Sushi Dreams

If you think all sushi is created equal, you obviously haven’t gotten your roll on as often as you should. Miami has a wide variety of sushi-inspired menu items all over town just waiting for you to devour, experience and thoroughly enjoy one bite at a time.
Text by Rony Mo | June 5, 2018 | Lifestyle

As far as countries go, Japan is the Santa Claus of Asia. They’ve given the world such gifts as karaoke, Godzilla film…and sushi. As Americans, we’ve lost face by trivializing the latter. So much so that’s it’s barely recognizable as the Death Row feast it once was has manifested into a food-like freak show: “Mango, roasted red pepper, marinated artichokes, and cream cheese rolled in rice and seaweed paper topped with a cashew-mango medley, then drizzled with kiwi-wasabi glaze.”
Fusion, you’ve gone too far! Originally defined as a meal that embodies minimalism, sushi should only include raw or lightly poached seafood and vinegared rice, attached by a pea-sized dollop of freshly grated wasabi, and seasoned with the lightest coat of soy sauce. It doesn’t have to be so limited, but the aforementioned Yellow Monkey Roll has lost something in its interpretation.
Due to the scarcity and expense of quality products during American Sushi’s formative years, a trend developed to disguise semi-reliable seafood with cream cheese, cucumber and avocado fillers. We’ve had our fill of tempura-fried, irradiated shellfish-stuffed, spicy mayo-splattered, illuminated by Fourth Of July sparkler rolls of unknown provenance. It’s time to get back to basics without having to travel on a plane, train or boat! That’s right, Miami is literally as far as it can be from the Land Of The Rising Sun and yet we still have a handful of spectacular Japanese restaurants that fit into one of the following categories:
Kaiten-Zushi, or conveyer-belt sushi, isn’t new to The Magic City but it has rarely deserved a round of applause. Imposter restaurants will usually pop-down as soon as they pop-up because the stringent standards of cleanliness and organization aren’t met.

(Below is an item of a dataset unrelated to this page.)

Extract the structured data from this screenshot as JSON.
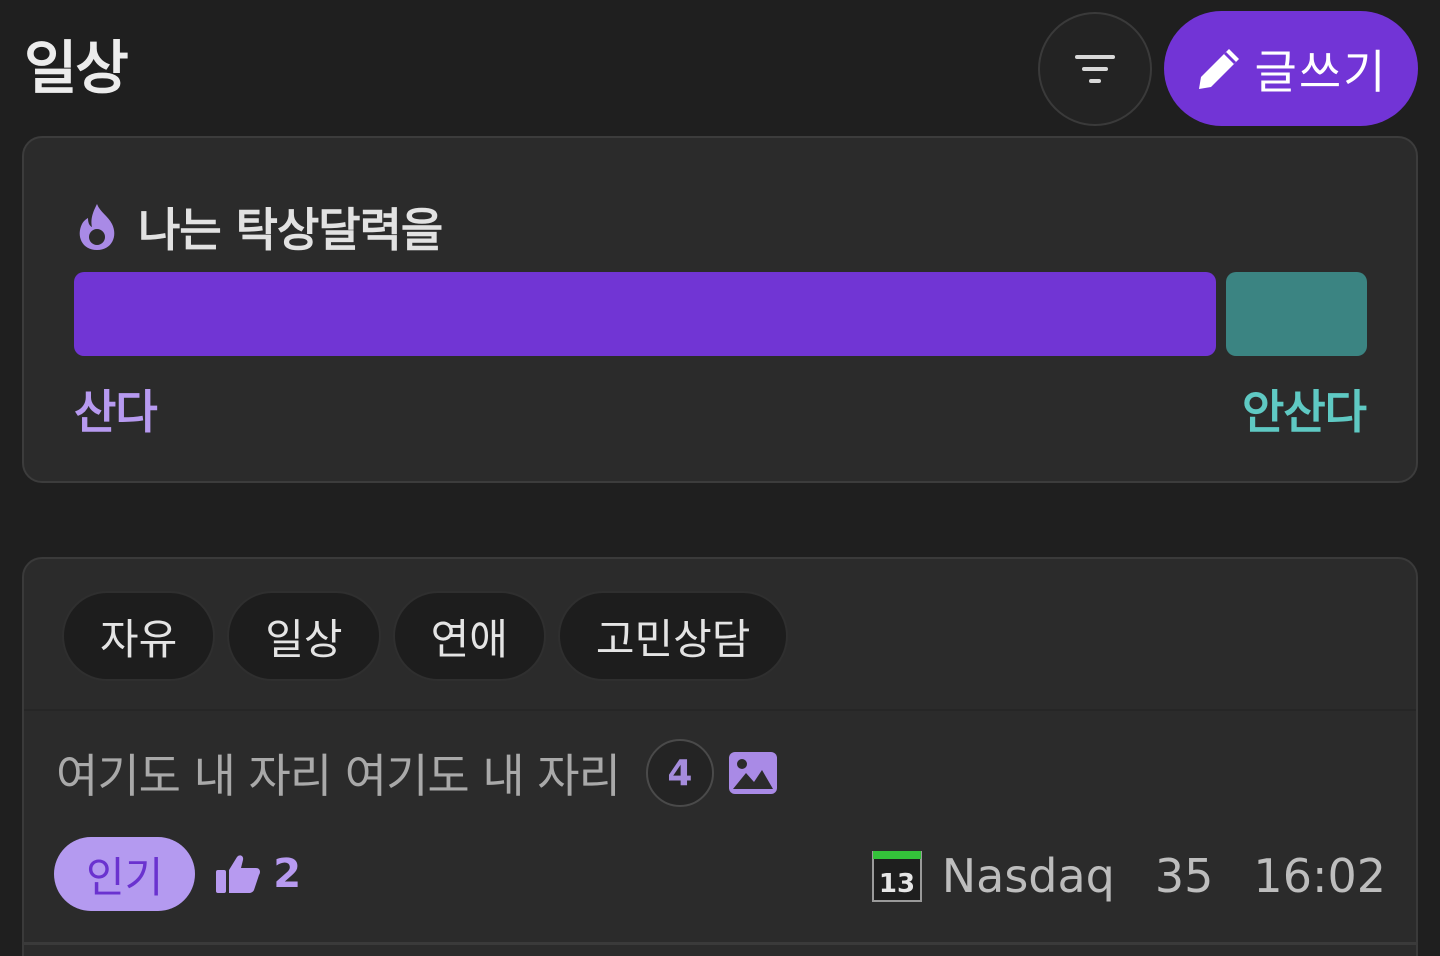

Two that have had long-term success are Katana (Normandy) and Shima (Miami Lakes). Both excel at serving an impressive range of snack-sized portions in a slow-moving merry-go-round that will have you quickly devouring plate after delicious plate.
Izakayas, the Far-East version of tapas bars, only care if there are any party people in the house. Maido (Doral) and Su-Shin (Coral Gables) focus less on decoration and more on execution…after all, you’re there to drink. These establishments differ from your average roll-pusher by offering umeshu (plum wine), shochu (bridges the gap between rice-wine and moonshine) and more varieties of sake than hot or cold. Like wine, sake is classified by the territory it’s grown in. Skilled chefs know exactly what dish pairs best with each selection.
Moving on, Sushi-ya, a.k.a. comfort food specialists, like Naoe (Brickell Key) and Umi (South Beach) take extra care to assure each piece is prepared as close to live as possible and served at the correct temperature. They’re also conscious of sourcing local, seasonal and sustainably-caught species.
If what you’ve read on this page has you thinking “sushi snob” — it’s OK, someone has to frequent the faux-Japanese joints in town or we’ll have a huge hole in the culinary scene. Regardless, consider taking it to the old-school, to when sushi was actually healthy, didn’t have to impress with loud in-your-face flavors, and didn’t insult consumers. Go ahead, save money on airfare, and start your sushi travels today, right here at home.